Phuket boom now fuelled by more than just the beach
A dynamic shift in Phuket's tourism market is seeing demand move away from the beach.Last year, Russian and Chinese visitors accounted for 38 per cent of international airport arrivals to the island, according to consulting firm C9 Hotelworks. This trend is consistent with Thailand's continued surge in the mass market where last year more than 3 million visitors from China and Russia came to the country.
Bill Barnett, managing director of C9, said yesterday that hot on the heels of a rising Asian middle class and the resurgence of a prolific group-travel segment, Thailand's resort markets were becoming urbanised playgrounds. It's not just about the beach any more, as shopping and attractions are gaining momentum as strong demand catalysts.
The firm's "2012 Hotel Market Update" reveals that tourist spending is heavily weighted towards major shopping malls, which command 73 per cent of the market share of island attractions followed by 16 per cent for entertainment shows such as Fantasea and Siam Niramit.
Phuket visitors spend 30 per cent on accommodation, with retail shopping trailing closely at 24 per cent.
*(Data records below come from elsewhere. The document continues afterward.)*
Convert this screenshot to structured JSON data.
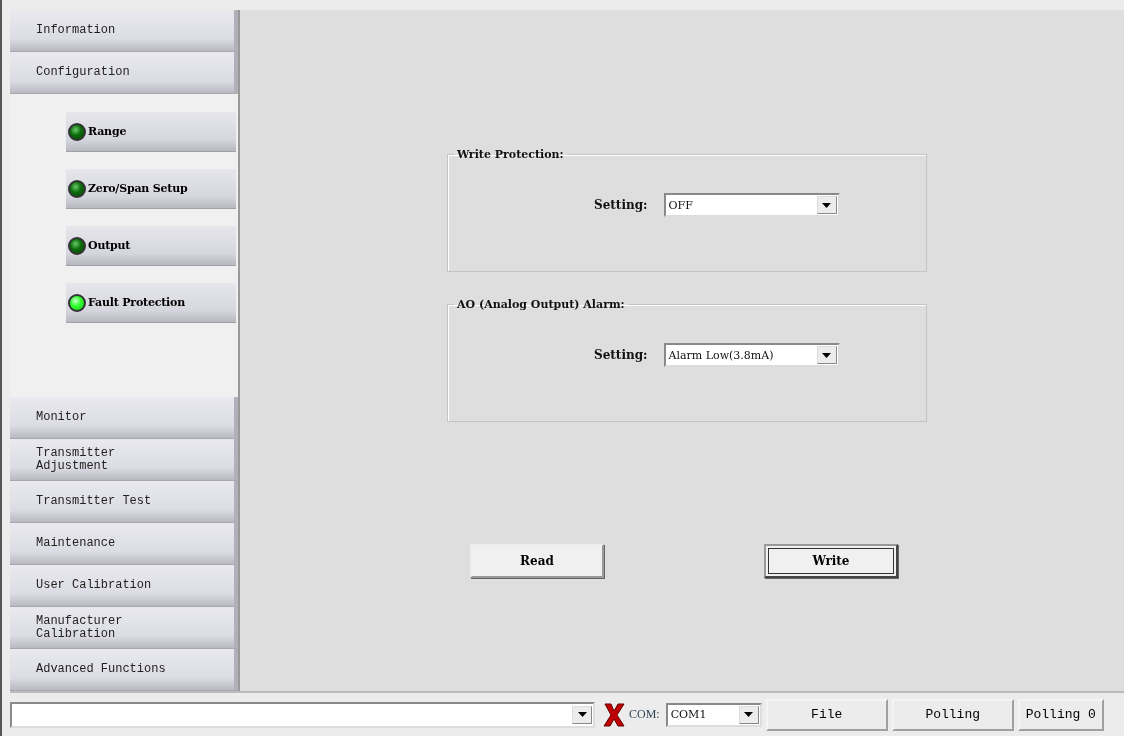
{
  "sidebar": {
    "items": [
      {
        "label": "Information"
      },
      {
        "label": "Configuration",
        "children": [
          {
            "label": "Range",
            "selected": false
          },
          {
            "label": "Zero/Span Setup",
            "selected": false
          },
          {
            "label": "Output",
            "selected": false
          },
          {
            "label": "Fault Protection",
            "selected": true
          }
        ]
      },
      {
        "label": "Monitor"
      },
      {
        "label": "Transmitter Adjustment"
      },
      {
        "label": "Transmitter Test"
      },
      {
        "label": "Maintenance"
      },
      {
        "label": "User Calibration"
      },
      {
        "label": "Manufacturer Calibration"
      },
      {
        "label": "Advanced Functions"
      }
    ]
  },
  "groups": [
    {
      "title": "Write Protection:",
      "setting_label": "Setting:",
      "value": "OFF"
    },
    {
      "title": "AO (Analog Output) Alarm:",
      "setting_label": "Setting:",
      "value": "Alarm Low(3.8mA)"
    }
  ],
  "buttons": [
    {
      "label": "Read",
      "default": false
    },
    {
      "label": "Write",
      "default": true
    }
  ],
  "status_bar": {
    "com_label": "COM:",
    "com_value": "COM1",
    "buttons": [
      "File",
      "Polling",
      "Polling 0"
    ]
  }
}
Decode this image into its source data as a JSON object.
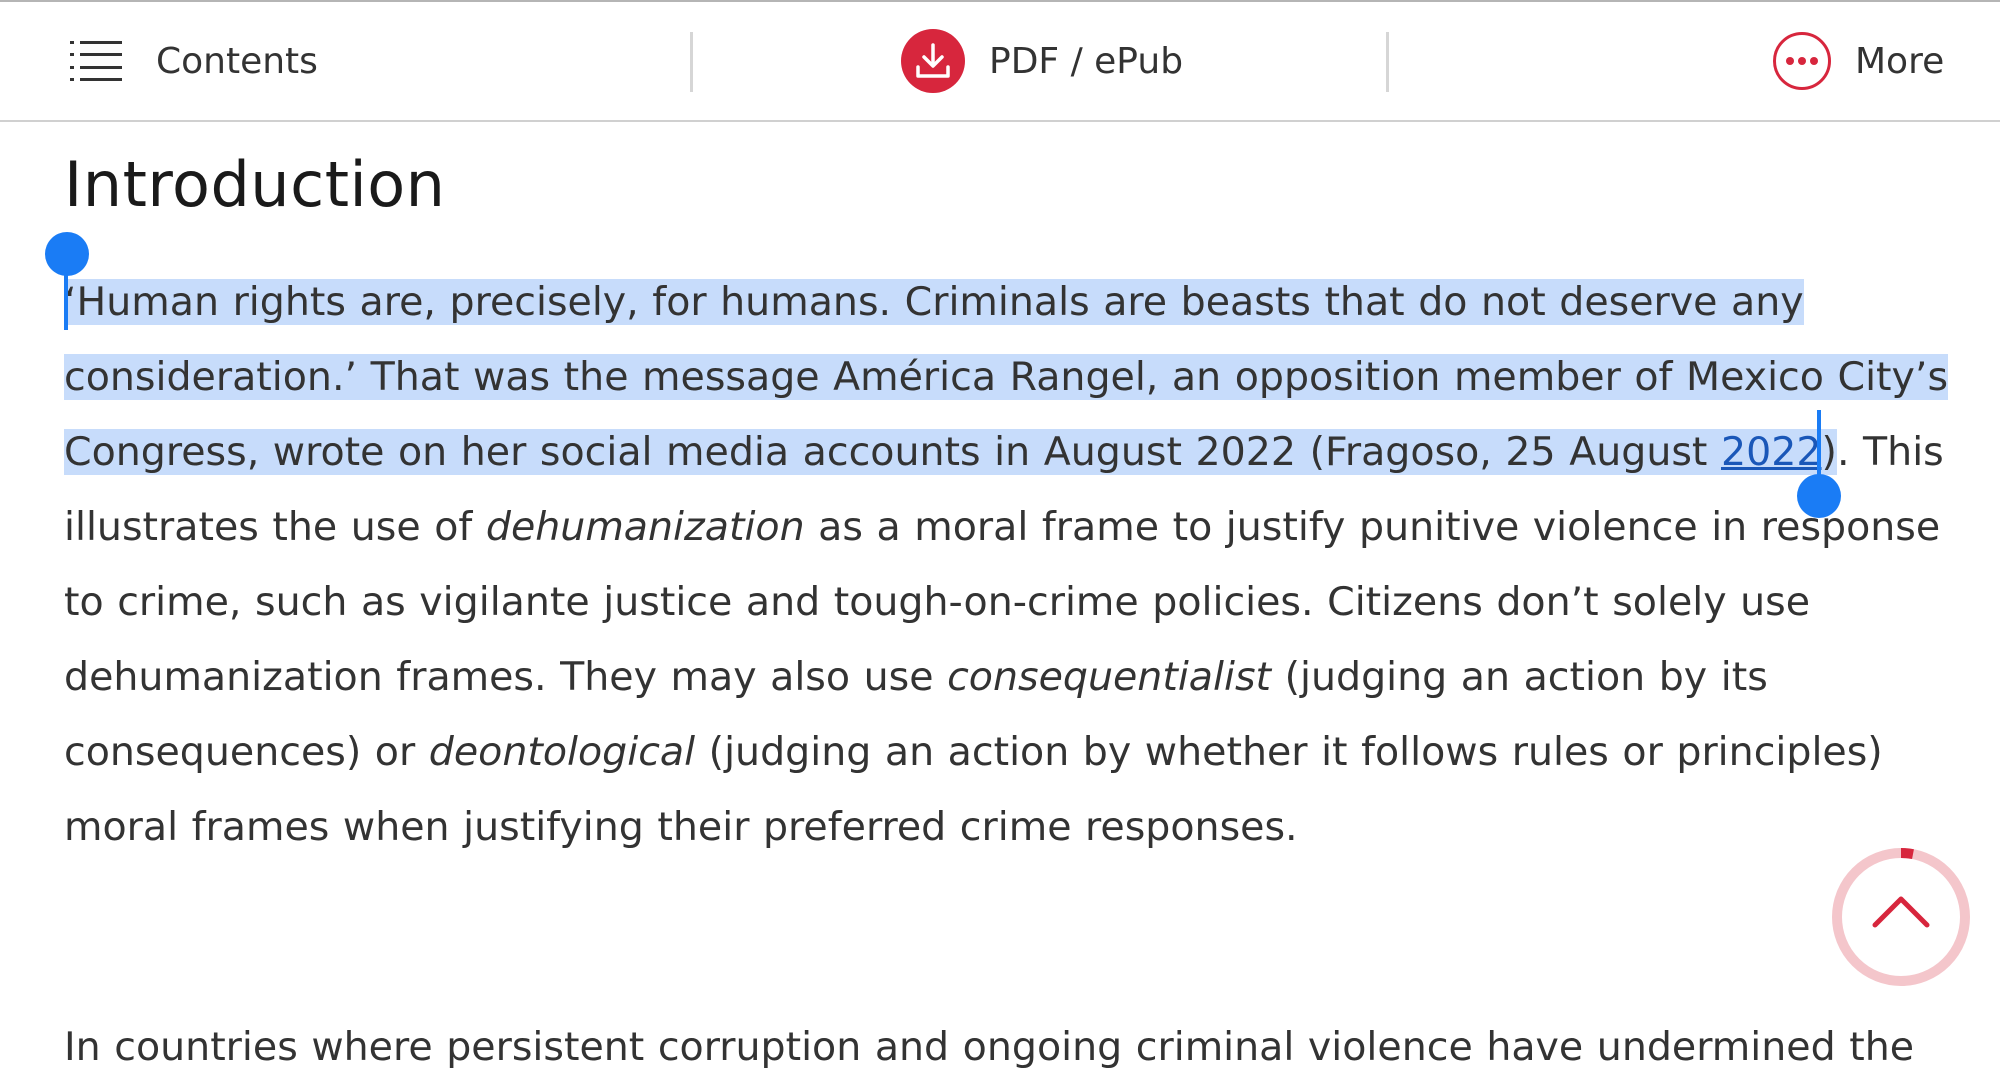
{
  "toolbar": {
    "contents_label": "Contents",
    "pdf_label": "PDF / ePub",
    "more_label": "More"
  },
  "article": {
    "heading": "Introduction",
    "p1": {
      "selected_text": "‘Human rights are, precisely, for humans. Criminals are beasts that do not deserve any consideration.’ That was the message América Rangel, an opposition member of Mexico City’s Congress, wrote on her social media accounts in August 2022 (Fragoso, 25 August ",
      "citation_year": "2022",
      "selected_close": ")",
      "after_selection": ". This illustrates the use of ",
      "em1": "dehumanization",
      "t2": " as a moral frame to justify punitive violence in response to crime, such as vigilante justice and tough-on-crime policies. Citizens don’t solely use dehumanization frames. They may also use ",
      "em2": "consequentialist",
      "t3": " (judging an action by its consequences) or ",
      "em3": "deontological",
      "t4": " (judging an action by whether it follows rules or principles) moral frames when justifying their preferred crime responses."
    },
    "p2_text": "In countries where persistent corruption and ongoing criminal violence have undermined the"
  },
  "colors": {
    "accent_red": "#d7263d",
    "selection": "#c7dcfb",
    "handle_blue": "#1a7cf5",
    "link_blue": "#1a57b8"
  },
  "icons": {
    "contents": "list-icon",
    "pdf": "download-icon",
    "more": "ellipsis-icon",
    "scroll_top": "chevron-up-icon"
  },
  "reading_progress": 0.03
}
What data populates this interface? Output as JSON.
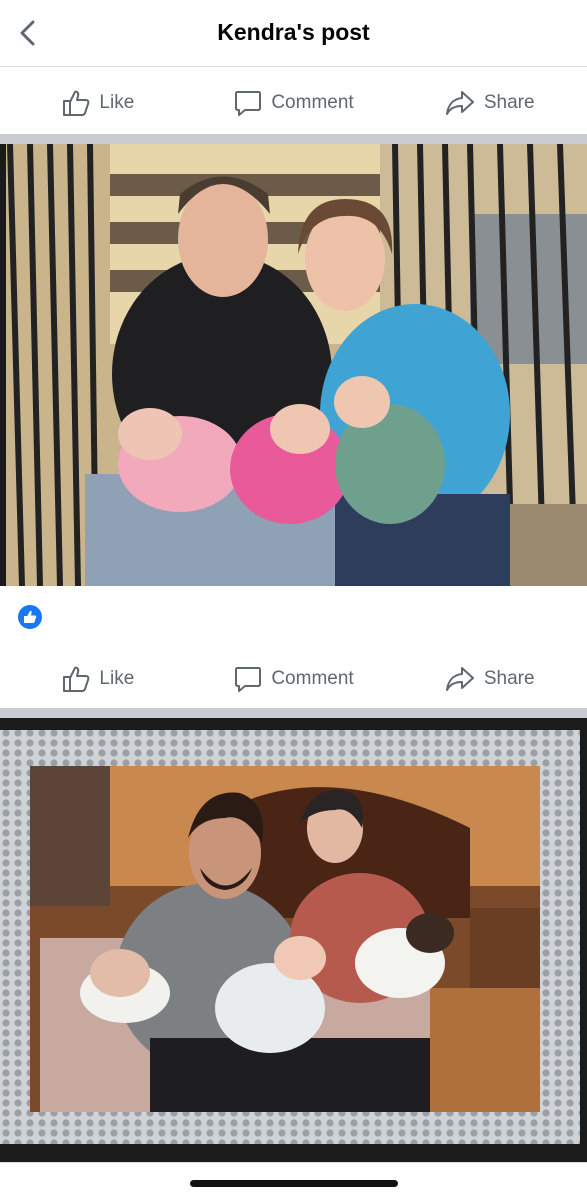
{
  "header": {
    "title": "Kendra's post"
  },
  "actions": {
    "like": "Like",
    "comment": "Comment",
    "share": "Share"
  },
  "photos": [
    {
      "name": "first-family-photo"
    },
    {
      "name": "second-family-photo"
    }
  ],
  "colors": {
    "accent": "#1877f2",
    "action_text": "#606770",
    "divider": "#c9ccd1"
  }
}
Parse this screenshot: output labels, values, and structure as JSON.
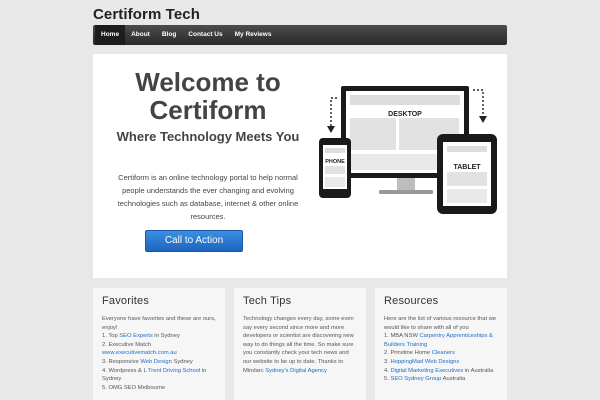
{
  "site": {
    "title": "Certiform Tech"
  },
  "nav": {
    "items": [
      "Home",
      "About",
      "Blog",
      "Contact Us",
      "My Reviews"
    ]
  },
  "hero": {
    "title_line1": "Welcome to",
    "title_line2": "Certiform",
    "subtitle": "Where Technology Meets You",
    "description": "Certiform is an online technology portal to help normal people understands the ever changing and evolving technologies such as database, internet & other online resources.",
    "cta_label": "Call to Action",
    "devices": {
      "desktop": "DESKTOP",
      "tablet": "TABLET",
      "phone": "PHONE"
    }
  },
  "favorites": {
    "title": "Favorites",
    "intro": "Everyone have favorites and these are ours, enjoy!",
    "items": [
      {
        "pre": "1. Top ",
        "link": "SEO Experts",
        "post": " in Sydney"
      },
      {
        "pre": "2. Executive Match ",
        "link": "www.executivematch.com.au",
        "post": ""
      },
      {
        "pre": "3. Responsive ",
        "link": "Web Design",
        "post": " Sydney"
      },
      {
        "pre": "4. Wordpress & L ",
        "link": "Trent Driving School",
        "post": " in Sydney"
      },
      {
        "pre": "5. OMG SEO Melbourne",
        "link": "",
        "post": ""
      }
    ]
  },
  "tech_tips": {
    "title": "Tech Tips",
    "text": "Technology changes every day, some even say every second since more and more developers or scientist are discovering new way to do things all the time. So make sure you constantly check your tech news and our website to be up to date. Thanks to Mindarc ",
    "link": "Sydney's Digital Agency"
  },
  "resources": {
    "title": "Resources",
    "intro": "Here are the list of various resource that we would like to share with all of you",
    "items": [
      {
        "pre": "1. MBA NSW ",
        "link": "Carpentry Apprenticeships & Builders Training",
        "post": ""
      },
      {
        "pre": "2. Prinstine Home ",
        "link": "Cleaners",
        "post": ""
      },
      {
        "pre": "3. ",
        "link": "HoppingMad Web Designs",
        "post": ""
      },
      {
        "pre": "4. ",
        "link": "Digital Marketing Executives",
        "post": " in Australia"
      },
      {
        "pre": "5. ",
        "link": "SEO Sydney Group",
        "post": " Australia"
      }
    ]
  }
}
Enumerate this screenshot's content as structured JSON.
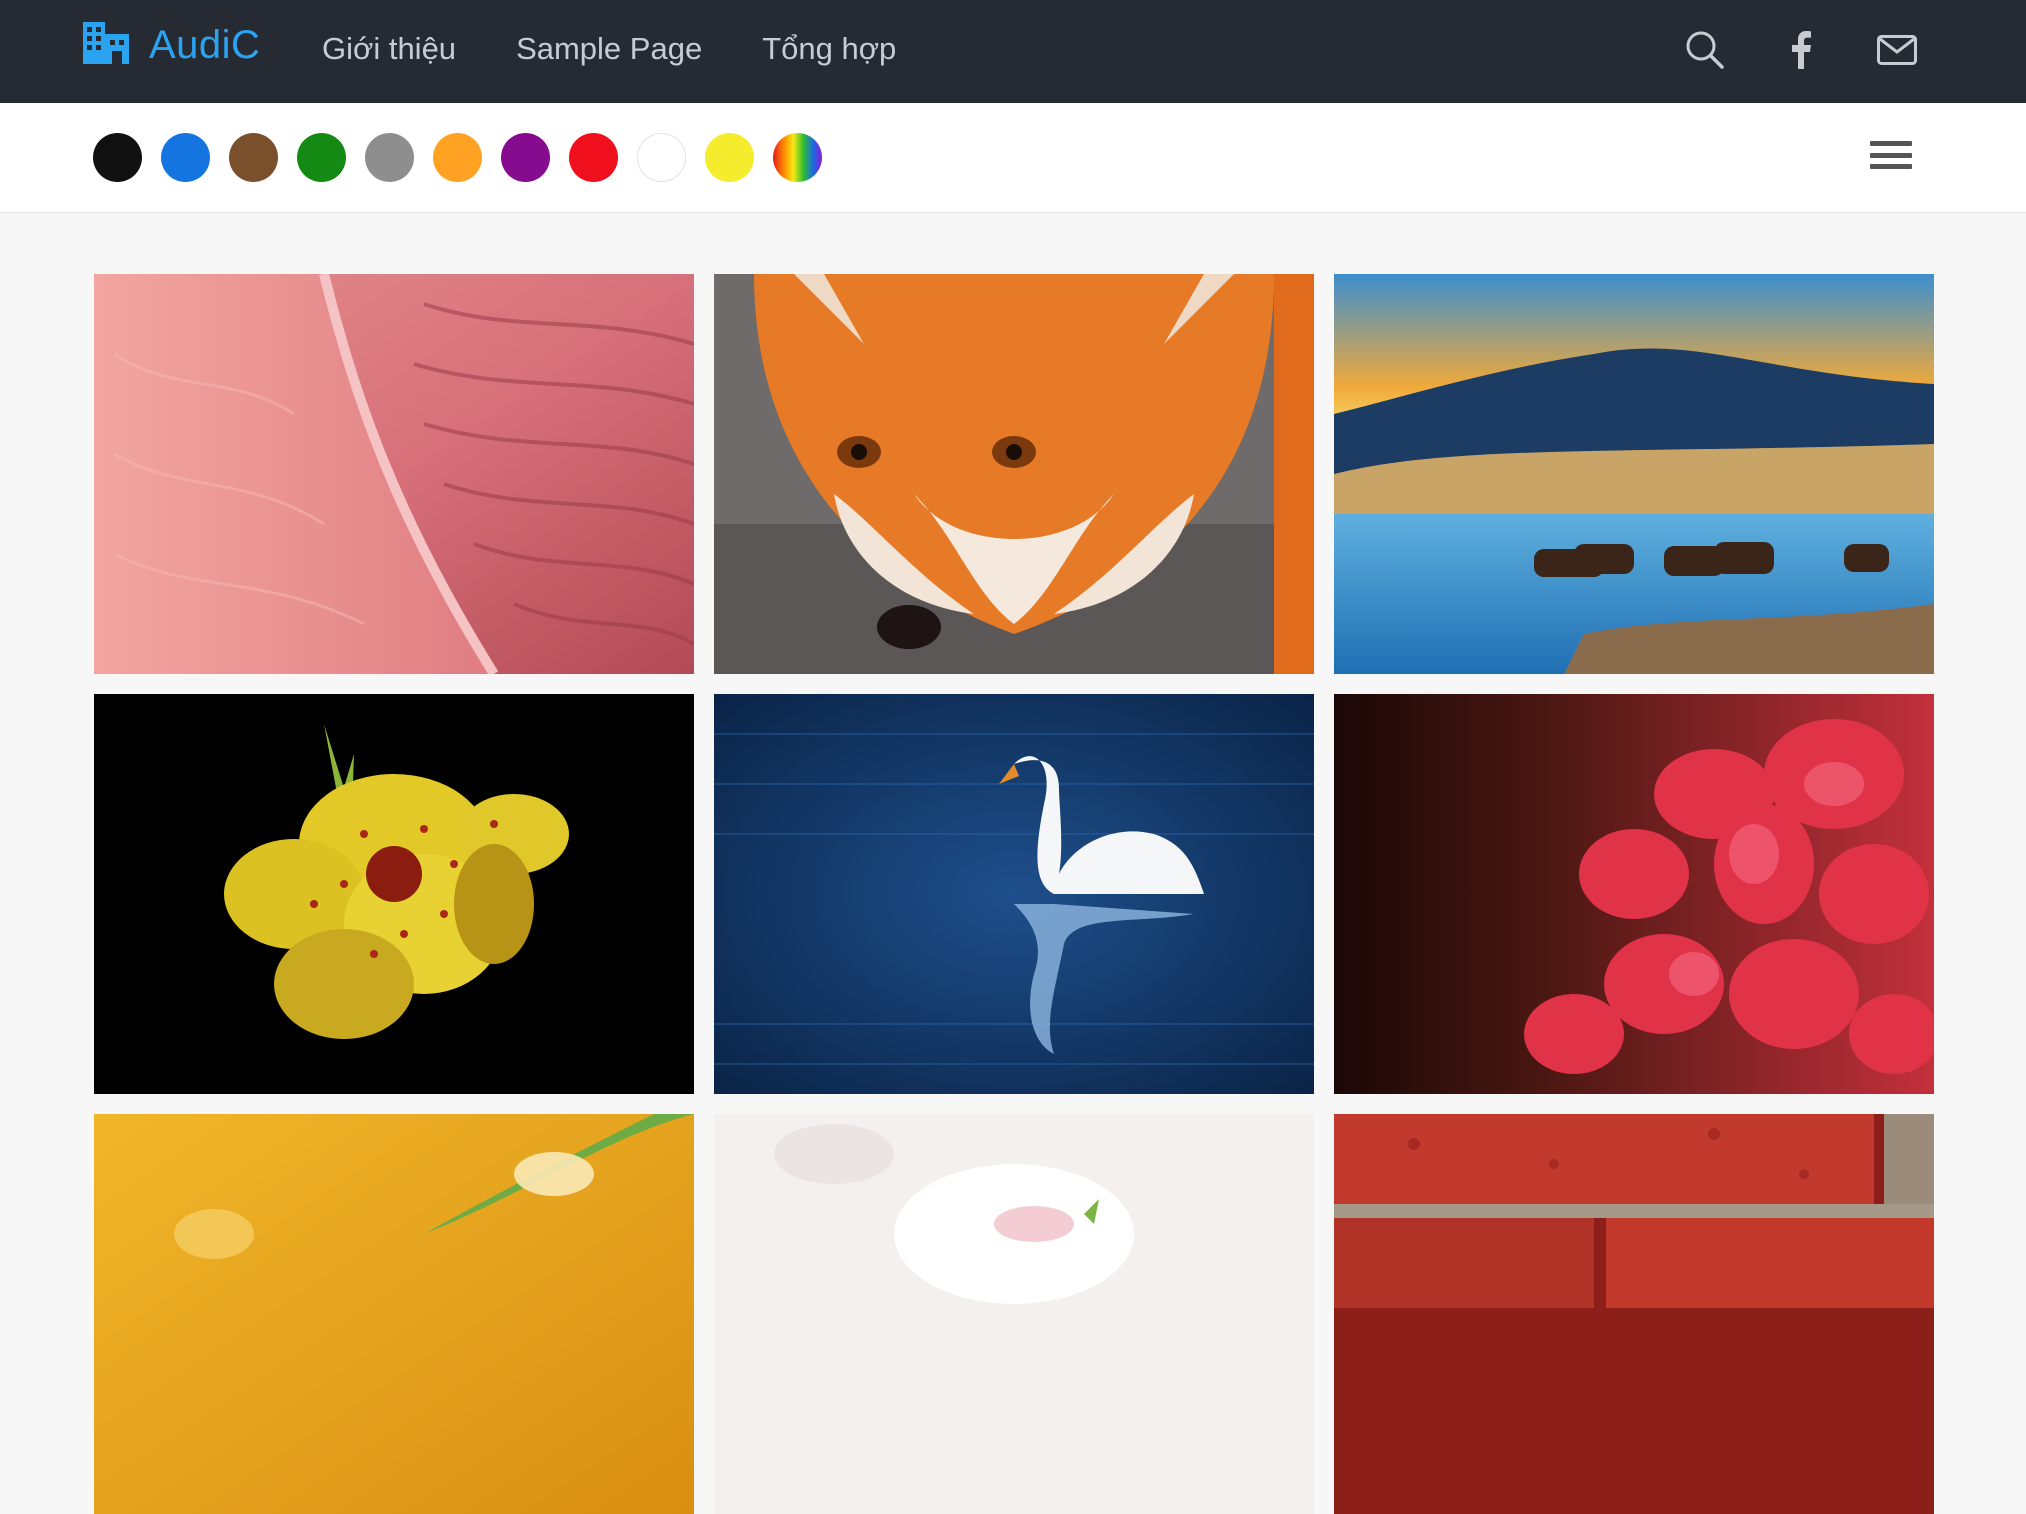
{
  "header": {
    "brand": "AudiC",
    "nav": [
      "Giới thiệu",
      "Sample Page",
      "Tổng hợp"
    ],
    "icons": [
      "search-icon",
      "facebook-icon",
      "mail-icon"
    ]
  },
  "colors": {
    "brand_accent": "#2aa3f0",
    "topbar_bg": "#262b33",
    "swatches": [
      "#111111",
      "#1575e0",
      "#7a4f2c",
      "#148a14",
      "#8e8e8e",
      "#ffa122",
      "#850c8e",
      "#f00f1c",
      "#ffffff",
      "#f4ec2c",
      "rainbow"
    ]
  },
  "gallery": {
    "images": [
      "rock-waves",
      "red-fox",
      "mountain-lake-horses",
      "yellow-flower",
      "white-swan",
      "red-petals",
      "yellow-leaf",
      "white-blossom",
      "red-brick"
    ]
  }
}
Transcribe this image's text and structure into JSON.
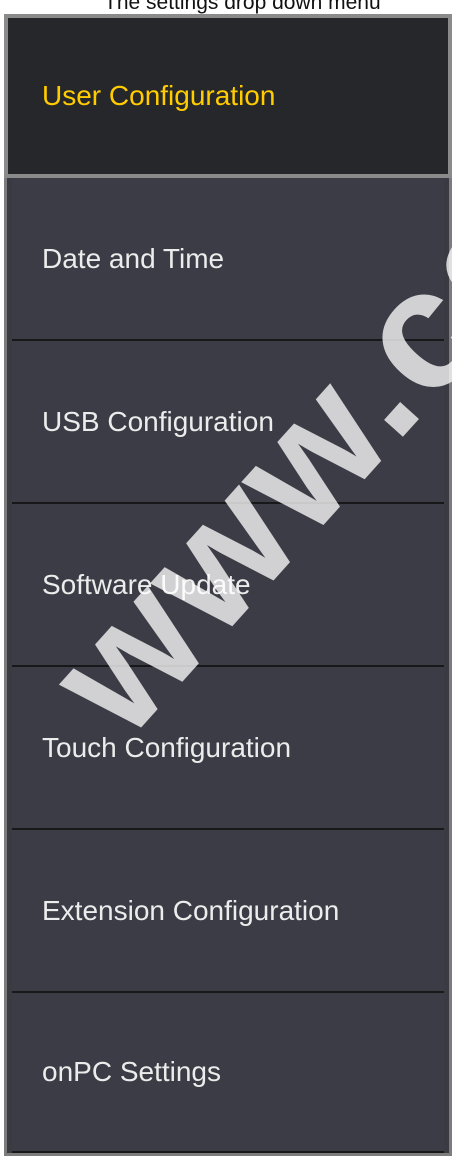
{
  "caption": "The settings drop down menu",
  "menu": {
    "items": [
      {
        "label": "User Configuration",
        "active": true
      },
      {
        "label": "Date and Time",
        "active": false
      },
      {
        "label": "USB Configuration",
        "active": false
      },
      {
        "label": "Software Update",
        "active": false
      },
      {
        "label": "Touch Configuration",
        "active": false
      },
      {
        "label": "Extension Configuration",
        "active": false
      },
      {
        "label": "onPC Settings",
        "active": false
      }
    ]
  },
  "colors": {
    "menu_background": "#3b3c45",
    "active_background": "#26272b",
    "active_text": "#ffcc00",
    "text": "#ececec",
    "border": "#8a8a8a",
    "separator": "#18181b"
  },
  "watermark": "www.carlo"
}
Foreign tourists are pushing up traffic at the large malls such as Central Festival and Jungceylon, where the top three nationality mix of customers are Chinese, Russians and Australians. Last month retail giant Central Retail Corporation said it would embark on a US$332-million (Bt9.9-billion) expansion project in Phuket with a mega entertainment centre, luxury fashion shops and a convention centre.
Visitor numbers are pushing traffic through Phuket International Airport to the wall, though, with more than 9.5 million passengers processed last year.
Barnett said 2012 saw a "staggering" volume of traffic that exceeded the airport's stated capacity by 47 per cent. Compounding this was a 13-per-cent surge in overall traffic.
Asia's other iconic resort destination, Bali, saw international arrivals grow by just 4.15 per cent last year, down from 22-per-cent growth in 2011, while Phuket retained its foreign-arrival momentum with a 16-per-cent surge in 2012. The sheer number of charter flights from the emerging Chinese and Eastern European markets is the key differentiator.
Air arrivals continue to drive Phuket's hotels, where full-year 2012 market-wide occupancy hit 76 per cent and the average room rate hit $142. While Patong experienced the strongest demand, surprisingly growth in the luxury tier pushed up occupancy by 9 per cent.
However, there is still some concern about the new supply of more than 4,000 hotel rooms from 2013-16.
Analysing the shifting sands of Phuket's tourism market, Barnett said the sector to watch was the expansion of "off-beach" demand generators.
"Tourism behaviour is evolving and it's clear that a new rulebook applies in the numbers-based game."